*The arrows relate to the change in rank compared to the previous month.
- ↑ Cryptoloot – Crypto-Miner, using the victim’s CPU or GPU power and existing resources for crypto mining – adding transactions to the blockchain and releasing new currency. It is a competitor to Coinhive, trying to pull the rug under it by asking a smaller percentage of revenue from websites.
- ↑ Emotet – Advanced, self-propagate and modular Trojan. Emotet once used to employ as a banking Trojan, and recently is used as a distributer to other malware or malicious campaigns. It uses multiple methods for maintaining persistence and evasion techniques to avoid detection.
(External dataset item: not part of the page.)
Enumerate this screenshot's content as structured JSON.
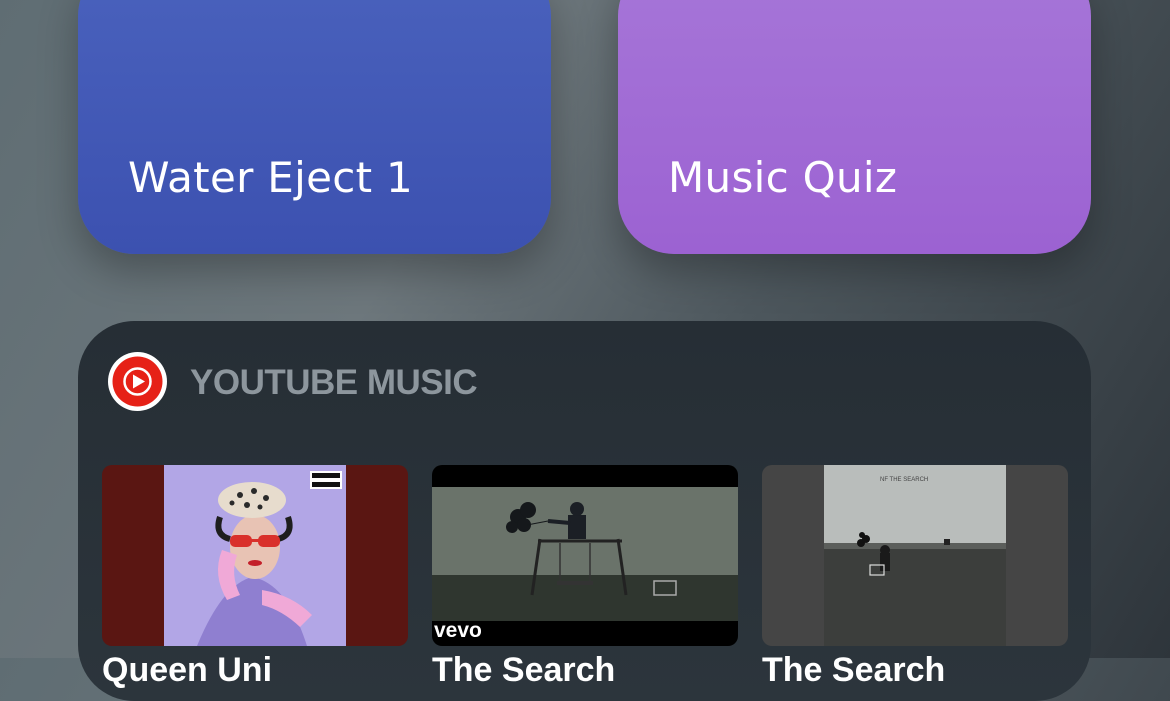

In addition, it can be spread through phishing spam emails containing malicious attachments or links.
- ↓ XMRig– Open-source CPU mining software used for the mining process of the Monero cryptocurrency, and first seen in-the-wild on May 2017.
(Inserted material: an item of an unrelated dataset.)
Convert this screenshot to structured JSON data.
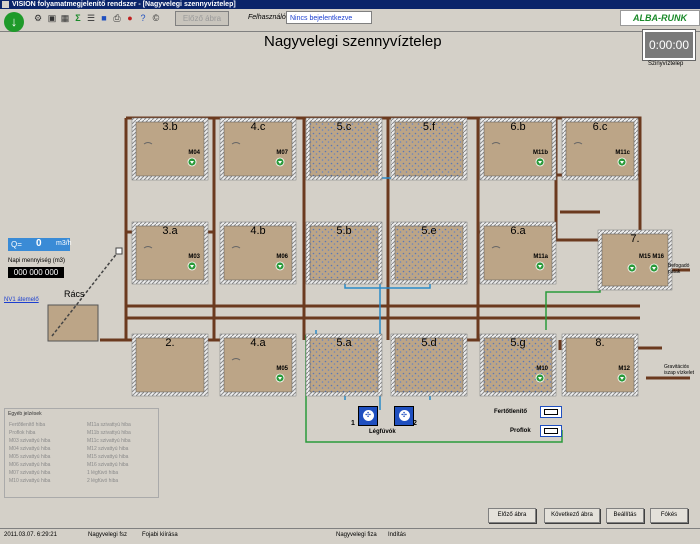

- ↑ Dorkbot- IRC-based Worm designed to allow remote code execution by its operator, as well as the download of additional malware to the infected system.
- ↓ Nivdort –Multipurpose bot, also known as Bayrob, that is used to collect passwords, modify system settings and download additional malware. It is usually spread via spam emails with the recipient address encoded in the binary, thus making each file unique.
- ↑ Gandcrab– Ransomware distributed via the RIG and GrandSoft Exploit Kits, as well as email spam. The ransomware is operated in an affiliates program, with those joining the program paying 30%-40% of the ransom revenues to the GandCrab author. In return, affiliates get a full-featured web panel and technical support.
- ↔ Ramnit– Banking Trojan that steals banking credentials, FTP passwords, session cookies and personal data.
This month Lotoor is the most prevalent Mobile malware, replacing Hiddad at first place in the top mobile malware list. Triada remains in third place.
February’s Top 3 ‘Most Wanted’ Mobile Malware:
- Lotoor– Hack tool that exploits vulnerabilities on Android operating system in order to gain root privileges on compromised mobile devices.
- Hiddad – Android malware which repackages legitimate apps and then released them to a third-party store. Its main function is displaying ads, however it is also able to gain access to key security details built into the OS, allowing an attacker to obtain sensitive user data.
- Triada – Modular Backdoor for Android which grants super user privileges to downloaded malware, as helps it to get embedded into system processes. Triada has also been seen spoofing URLs loaded in the browser.
Check Point’s researchers also analyzed the most exploited cyber vulnerabilities. CVE-2017-7269 is still leading the top exploited vulnerabilities with 45%. OpenSSL TLS DTLS Heartbeat Information Disclosure is the second most prevalent vulnerability with a global impact of 40%, followed by Web servers PHPMyAdmin Misconfiguration Code Injection exploit, impacting 34% of organizations worldwide.
February’s Top 3 ‘Most Exploited’ vulnerabilities:
- ↔ Microsoft IIS WebDAV ScStoragePathFromUrl Buffer Overflow (CVE-2017-7269) – By sending a crafted request over a network to Microsoft Windows Server 2003 R2 through Microsoft Internet Information Services 6.0, a remote attacker could execute arbitrary code or cause a denial of service conditions on the target server. That is mainly due to a buffer overflow vulnerability resulted by improper validation of a long header in HTTP request.
- ↑ OpenSSL TLS DTLS Heartbeat Information Disclosure (CVE-2014-0160; CVE-2014-0346) – An information disclosure vulnerability exists in OpenSSL. The vulnerability is due to an error when handling TLS/DTLS heartbeat packets. An attacker can leverage this vulnerability to disclose memory contents of a connected client or server.
- ↑ Web servers PHPMyAdmin Misconfiguration Code Injection – A code injection vulnerability has been reported in PHPMyAdmin. The vulnerability is due to PHPMyAdmin misconfiguration. A remote attacker can exploit this vulnerability by sending a specially crafted HTTP request to the target.
The map below displays the risk index globally (green – low risk, red- high risk, grey – insufficient data), demonstrating the main risk areas and malware hot-spots around the world.
Check Point’s Threat Prevention Resources are available at: https://www.checkpoint.com/threat-prevention-resources/index.html